(Reuters) - Sirhan Sirhan, the assassin of Democratic presidential candidate Robert Kennedy in 1968, faces a California parole board for the 15th time on Wednesday.
Sirhan, 71, will have a suitability hearing at Richard J. Donovan Correctional Facility near San Diego, the California Board of Parole Hearings said on its website.
The Palestinian-born Sirhan is serving a life sentence for gunning down Kennedy at the Ambassador Hotel in Los Angeles, shortly after he won the California Democratic presidential primary. Kennedy died the next day.
Sirhan was sentenced to death in 1969. His sentence was commuted to life in prison after California banned the death penalty.
He has said that he had no recollection of the killing and also that he had fired at Kennedy because he was enraged by his support for Israel.
Sirhan was last denied parole in 2011 and is being housed in a state prison in San Diego.
Sirhan's lawyers failed last year to persuade a U.S. District judge to free him because he was innocent.
Defense lawyers had argued that Sirhan had not been physically in position to fire the fatal shot, and that a second shooter and gun may have been responsible.
Kennedy was a U.S. senator from New York when he died at age 42. His older brother, President John F. Kennedy, was assassinated in 1963.

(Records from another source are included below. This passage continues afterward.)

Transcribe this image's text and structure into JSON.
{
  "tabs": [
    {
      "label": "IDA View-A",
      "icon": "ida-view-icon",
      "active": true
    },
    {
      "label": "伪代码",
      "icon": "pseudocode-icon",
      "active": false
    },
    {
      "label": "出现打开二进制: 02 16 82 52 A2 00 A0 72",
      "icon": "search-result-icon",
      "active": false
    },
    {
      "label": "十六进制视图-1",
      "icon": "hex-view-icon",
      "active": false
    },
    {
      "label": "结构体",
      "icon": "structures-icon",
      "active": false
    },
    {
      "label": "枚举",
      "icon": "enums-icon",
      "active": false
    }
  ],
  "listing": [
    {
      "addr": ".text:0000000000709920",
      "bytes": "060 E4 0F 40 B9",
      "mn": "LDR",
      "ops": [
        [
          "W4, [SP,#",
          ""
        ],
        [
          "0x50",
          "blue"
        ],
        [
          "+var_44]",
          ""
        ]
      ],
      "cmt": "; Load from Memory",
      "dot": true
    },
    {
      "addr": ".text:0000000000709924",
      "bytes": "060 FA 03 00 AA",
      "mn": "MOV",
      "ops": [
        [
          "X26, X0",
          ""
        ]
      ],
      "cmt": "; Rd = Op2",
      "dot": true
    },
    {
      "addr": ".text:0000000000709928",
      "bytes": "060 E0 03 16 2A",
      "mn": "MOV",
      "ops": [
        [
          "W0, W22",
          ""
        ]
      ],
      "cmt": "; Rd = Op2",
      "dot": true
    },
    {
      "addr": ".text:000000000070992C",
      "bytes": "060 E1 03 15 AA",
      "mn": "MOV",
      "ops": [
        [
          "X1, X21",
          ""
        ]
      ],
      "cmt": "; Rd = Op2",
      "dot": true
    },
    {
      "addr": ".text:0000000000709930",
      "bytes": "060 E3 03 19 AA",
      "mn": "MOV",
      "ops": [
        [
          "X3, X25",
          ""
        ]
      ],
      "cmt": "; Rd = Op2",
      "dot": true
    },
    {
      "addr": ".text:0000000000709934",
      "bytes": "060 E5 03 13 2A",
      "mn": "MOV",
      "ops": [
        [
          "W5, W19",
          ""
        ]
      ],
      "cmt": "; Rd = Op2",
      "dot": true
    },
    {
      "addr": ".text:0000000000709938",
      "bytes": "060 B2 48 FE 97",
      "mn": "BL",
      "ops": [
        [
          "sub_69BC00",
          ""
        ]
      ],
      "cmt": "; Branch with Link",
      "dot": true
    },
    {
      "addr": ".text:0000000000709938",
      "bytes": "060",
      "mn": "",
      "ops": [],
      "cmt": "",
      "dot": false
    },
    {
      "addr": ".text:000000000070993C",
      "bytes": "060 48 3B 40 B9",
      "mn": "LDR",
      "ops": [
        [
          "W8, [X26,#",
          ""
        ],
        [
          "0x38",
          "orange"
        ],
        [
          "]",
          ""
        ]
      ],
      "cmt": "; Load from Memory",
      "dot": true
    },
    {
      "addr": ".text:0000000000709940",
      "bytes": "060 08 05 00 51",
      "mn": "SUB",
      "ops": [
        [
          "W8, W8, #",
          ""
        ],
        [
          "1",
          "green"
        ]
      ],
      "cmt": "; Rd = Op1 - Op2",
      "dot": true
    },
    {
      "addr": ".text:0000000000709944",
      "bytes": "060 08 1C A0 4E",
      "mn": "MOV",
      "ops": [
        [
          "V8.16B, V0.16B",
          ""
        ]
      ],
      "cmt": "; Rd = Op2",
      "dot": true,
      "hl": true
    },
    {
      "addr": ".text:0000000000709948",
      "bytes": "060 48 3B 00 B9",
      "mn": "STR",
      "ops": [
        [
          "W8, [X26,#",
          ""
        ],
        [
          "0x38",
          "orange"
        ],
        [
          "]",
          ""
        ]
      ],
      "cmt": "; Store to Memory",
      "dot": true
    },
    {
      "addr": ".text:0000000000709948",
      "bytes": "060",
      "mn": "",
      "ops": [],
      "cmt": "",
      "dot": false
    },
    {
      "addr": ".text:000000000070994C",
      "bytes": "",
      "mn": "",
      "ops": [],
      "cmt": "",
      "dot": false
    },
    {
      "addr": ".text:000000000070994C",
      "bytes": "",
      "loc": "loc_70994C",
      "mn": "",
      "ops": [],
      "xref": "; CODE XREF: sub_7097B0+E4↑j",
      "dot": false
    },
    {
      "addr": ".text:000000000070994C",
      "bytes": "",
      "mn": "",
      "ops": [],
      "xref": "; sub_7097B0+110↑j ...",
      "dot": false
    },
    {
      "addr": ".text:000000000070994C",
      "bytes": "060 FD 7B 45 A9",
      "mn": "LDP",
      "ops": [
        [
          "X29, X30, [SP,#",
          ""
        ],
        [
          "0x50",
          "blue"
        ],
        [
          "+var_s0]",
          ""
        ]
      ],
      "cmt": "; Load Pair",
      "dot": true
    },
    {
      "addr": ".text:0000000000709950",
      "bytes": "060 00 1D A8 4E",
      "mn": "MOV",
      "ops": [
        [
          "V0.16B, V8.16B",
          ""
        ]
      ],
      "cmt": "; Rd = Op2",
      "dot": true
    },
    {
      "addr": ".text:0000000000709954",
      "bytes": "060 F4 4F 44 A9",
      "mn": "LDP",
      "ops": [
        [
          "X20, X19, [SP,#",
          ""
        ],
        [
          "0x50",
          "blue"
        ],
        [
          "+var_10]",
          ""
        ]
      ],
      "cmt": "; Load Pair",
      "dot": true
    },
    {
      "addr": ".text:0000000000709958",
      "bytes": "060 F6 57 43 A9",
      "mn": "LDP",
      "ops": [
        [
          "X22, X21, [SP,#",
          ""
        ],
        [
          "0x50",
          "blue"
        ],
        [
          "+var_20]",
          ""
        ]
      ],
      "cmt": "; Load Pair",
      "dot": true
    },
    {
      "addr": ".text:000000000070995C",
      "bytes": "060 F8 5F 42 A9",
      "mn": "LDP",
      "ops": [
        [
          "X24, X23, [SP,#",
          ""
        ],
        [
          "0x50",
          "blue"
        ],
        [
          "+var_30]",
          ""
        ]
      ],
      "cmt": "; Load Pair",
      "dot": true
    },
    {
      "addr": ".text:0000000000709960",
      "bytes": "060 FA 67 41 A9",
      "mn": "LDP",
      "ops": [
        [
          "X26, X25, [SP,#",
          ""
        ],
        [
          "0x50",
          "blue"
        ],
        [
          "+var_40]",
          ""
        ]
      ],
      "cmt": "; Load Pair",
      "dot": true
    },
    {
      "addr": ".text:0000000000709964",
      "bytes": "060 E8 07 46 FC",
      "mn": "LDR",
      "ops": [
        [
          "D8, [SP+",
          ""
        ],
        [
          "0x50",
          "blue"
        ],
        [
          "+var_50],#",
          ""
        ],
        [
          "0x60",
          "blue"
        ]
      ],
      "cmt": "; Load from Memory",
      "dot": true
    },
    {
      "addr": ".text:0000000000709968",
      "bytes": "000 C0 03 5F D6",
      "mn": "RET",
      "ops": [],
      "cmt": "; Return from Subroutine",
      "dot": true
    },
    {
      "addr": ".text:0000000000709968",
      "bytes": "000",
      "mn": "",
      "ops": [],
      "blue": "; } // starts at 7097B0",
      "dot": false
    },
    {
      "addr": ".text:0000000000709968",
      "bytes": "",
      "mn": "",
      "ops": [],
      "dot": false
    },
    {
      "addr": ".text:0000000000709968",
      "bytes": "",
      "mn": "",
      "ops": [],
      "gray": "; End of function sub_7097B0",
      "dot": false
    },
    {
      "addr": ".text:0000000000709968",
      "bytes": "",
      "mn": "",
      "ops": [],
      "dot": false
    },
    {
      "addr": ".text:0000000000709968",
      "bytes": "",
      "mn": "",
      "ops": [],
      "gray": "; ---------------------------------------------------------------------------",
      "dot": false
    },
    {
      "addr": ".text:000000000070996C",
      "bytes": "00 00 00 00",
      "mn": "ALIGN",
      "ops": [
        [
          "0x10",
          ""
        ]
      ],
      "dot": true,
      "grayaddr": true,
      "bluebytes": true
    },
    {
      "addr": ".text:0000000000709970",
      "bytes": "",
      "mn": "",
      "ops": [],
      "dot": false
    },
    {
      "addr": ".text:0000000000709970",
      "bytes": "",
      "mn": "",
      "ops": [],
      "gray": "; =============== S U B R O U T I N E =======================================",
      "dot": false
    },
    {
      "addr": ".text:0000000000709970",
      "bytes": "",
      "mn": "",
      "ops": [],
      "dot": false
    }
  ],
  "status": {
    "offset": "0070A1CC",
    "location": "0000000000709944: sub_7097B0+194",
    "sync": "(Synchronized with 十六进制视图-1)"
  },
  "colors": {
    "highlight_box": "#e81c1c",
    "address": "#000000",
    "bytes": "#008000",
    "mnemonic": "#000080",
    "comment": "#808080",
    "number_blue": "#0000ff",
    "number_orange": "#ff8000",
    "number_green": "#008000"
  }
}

(Reporting by Ian Simpson; Editing by Meredith Mazzilli)